Search the listing below for "Editor". Copy each matching line.

------------------------------

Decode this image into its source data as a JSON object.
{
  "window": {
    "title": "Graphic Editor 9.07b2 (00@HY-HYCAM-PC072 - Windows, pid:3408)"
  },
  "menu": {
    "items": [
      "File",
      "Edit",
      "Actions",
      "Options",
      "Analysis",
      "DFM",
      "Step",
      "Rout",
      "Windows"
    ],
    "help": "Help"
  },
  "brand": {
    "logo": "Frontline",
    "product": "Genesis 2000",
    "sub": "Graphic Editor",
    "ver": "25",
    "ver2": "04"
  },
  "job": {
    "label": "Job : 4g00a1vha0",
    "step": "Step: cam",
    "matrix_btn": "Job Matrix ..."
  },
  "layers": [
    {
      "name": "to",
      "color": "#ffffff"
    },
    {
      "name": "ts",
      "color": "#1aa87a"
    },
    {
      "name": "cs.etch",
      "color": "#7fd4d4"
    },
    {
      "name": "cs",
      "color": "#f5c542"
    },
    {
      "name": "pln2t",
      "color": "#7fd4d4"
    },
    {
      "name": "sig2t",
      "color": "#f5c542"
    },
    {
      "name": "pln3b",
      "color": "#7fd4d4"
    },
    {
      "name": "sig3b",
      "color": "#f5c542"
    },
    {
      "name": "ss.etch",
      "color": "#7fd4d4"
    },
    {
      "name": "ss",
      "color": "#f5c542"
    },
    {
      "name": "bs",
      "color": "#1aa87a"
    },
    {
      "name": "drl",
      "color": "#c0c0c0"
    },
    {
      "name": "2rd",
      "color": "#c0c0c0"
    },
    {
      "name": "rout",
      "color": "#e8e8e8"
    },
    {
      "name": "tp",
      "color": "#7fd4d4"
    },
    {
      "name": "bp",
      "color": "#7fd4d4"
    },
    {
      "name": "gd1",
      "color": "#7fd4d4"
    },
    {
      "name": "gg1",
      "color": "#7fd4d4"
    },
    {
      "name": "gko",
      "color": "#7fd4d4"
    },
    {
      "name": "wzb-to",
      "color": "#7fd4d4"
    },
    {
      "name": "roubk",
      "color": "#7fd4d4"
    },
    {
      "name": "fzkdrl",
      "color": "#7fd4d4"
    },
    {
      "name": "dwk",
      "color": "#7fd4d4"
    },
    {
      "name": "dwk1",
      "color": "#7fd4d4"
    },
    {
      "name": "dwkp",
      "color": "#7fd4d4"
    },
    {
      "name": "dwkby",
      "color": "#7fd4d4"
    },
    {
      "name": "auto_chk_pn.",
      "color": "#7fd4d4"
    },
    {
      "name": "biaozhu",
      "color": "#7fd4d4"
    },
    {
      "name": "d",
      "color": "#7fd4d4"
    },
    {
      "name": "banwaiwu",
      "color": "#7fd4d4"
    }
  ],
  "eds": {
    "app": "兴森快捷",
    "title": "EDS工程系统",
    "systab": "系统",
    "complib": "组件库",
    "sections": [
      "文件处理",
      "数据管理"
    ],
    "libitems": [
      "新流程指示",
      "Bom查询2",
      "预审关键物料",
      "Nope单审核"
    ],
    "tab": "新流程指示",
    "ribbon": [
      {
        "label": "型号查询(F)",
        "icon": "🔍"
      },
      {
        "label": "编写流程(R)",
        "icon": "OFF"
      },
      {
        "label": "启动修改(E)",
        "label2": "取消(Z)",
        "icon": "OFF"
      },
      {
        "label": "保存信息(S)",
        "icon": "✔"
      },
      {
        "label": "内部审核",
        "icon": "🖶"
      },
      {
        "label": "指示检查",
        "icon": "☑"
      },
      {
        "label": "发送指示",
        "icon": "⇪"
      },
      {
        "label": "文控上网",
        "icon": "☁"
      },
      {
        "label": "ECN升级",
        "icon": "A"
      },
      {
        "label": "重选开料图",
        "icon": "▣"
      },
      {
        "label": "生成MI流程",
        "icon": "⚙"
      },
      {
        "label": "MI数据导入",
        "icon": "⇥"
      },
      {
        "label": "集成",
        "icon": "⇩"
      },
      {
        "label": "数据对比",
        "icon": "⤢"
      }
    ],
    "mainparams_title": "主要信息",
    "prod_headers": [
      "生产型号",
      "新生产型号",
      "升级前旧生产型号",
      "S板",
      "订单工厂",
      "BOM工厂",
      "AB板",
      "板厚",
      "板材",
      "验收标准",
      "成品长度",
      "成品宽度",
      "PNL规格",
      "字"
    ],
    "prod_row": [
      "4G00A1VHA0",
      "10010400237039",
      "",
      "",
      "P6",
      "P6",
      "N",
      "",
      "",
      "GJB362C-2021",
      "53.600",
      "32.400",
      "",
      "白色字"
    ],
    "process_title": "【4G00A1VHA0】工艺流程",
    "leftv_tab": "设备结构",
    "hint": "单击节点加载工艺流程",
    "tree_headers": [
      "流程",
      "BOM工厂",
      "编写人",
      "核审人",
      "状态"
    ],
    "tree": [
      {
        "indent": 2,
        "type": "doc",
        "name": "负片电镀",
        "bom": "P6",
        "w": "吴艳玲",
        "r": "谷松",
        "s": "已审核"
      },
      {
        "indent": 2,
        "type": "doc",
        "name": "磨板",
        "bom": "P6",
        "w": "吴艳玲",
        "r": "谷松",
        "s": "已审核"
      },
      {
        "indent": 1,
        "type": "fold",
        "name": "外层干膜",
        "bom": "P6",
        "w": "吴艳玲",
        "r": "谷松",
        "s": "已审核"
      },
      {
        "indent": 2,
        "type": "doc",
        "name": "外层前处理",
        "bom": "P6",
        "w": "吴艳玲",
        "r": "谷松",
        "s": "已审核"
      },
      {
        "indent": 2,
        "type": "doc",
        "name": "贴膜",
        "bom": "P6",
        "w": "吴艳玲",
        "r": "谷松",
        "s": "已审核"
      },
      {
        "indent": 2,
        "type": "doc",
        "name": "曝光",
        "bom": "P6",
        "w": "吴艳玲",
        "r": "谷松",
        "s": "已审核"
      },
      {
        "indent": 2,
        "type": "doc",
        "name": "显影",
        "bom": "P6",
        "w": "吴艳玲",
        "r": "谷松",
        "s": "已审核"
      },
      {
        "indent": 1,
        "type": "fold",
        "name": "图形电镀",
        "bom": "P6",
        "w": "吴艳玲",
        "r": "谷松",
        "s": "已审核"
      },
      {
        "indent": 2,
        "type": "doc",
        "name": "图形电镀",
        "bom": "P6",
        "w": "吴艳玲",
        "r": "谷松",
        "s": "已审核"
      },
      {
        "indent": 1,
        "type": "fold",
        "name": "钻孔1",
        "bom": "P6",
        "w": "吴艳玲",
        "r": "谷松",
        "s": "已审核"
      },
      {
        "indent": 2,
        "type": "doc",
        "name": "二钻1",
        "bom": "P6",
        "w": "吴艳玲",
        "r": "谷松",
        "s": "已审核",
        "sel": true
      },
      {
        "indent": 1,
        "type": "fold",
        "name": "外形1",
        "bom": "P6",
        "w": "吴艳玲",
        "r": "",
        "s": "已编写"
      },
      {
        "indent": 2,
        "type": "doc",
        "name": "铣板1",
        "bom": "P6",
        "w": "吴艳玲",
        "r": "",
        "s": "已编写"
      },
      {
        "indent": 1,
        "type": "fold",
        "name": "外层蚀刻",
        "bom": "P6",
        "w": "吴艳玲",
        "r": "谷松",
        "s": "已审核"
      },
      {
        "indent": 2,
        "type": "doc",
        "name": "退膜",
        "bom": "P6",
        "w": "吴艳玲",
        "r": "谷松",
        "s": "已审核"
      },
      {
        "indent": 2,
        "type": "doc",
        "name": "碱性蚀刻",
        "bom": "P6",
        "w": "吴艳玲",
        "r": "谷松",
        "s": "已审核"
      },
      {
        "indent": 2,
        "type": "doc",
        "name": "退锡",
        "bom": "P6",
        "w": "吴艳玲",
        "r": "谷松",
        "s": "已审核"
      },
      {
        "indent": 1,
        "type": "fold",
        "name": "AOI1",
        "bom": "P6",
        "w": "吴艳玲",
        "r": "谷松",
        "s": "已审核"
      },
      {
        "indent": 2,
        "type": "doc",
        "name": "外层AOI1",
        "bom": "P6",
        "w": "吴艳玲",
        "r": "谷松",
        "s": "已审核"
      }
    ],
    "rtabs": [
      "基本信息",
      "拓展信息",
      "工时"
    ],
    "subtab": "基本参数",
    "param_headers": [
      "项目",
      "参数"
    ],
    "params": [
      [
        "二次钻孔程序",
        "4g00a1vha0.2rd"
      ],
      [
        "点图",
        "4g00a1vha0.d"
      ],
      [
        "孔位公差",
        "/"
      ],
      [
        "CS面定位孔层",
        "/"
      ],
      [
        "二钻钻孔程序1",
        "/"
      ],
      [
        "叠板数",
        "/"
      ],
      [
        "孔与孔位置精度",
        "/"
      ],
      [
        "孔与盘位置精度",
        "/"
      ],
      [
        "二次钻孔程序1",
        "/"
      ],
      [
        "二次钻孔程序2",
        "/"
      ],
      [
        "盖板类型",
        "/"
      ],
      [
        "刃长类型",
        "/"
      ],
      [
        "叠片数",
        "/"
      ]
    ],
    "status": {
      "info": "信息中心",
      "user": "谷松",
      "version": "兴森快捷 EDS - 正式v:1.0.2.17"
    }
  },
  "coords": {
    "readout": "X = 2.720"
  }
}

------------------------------

* Solution to this exercise
    "title": "Graphic Editor 9.07b2 (00@HY-HYCAM-PC072 - Windows, pid:3408)"
    "sub": "Graphic Editor",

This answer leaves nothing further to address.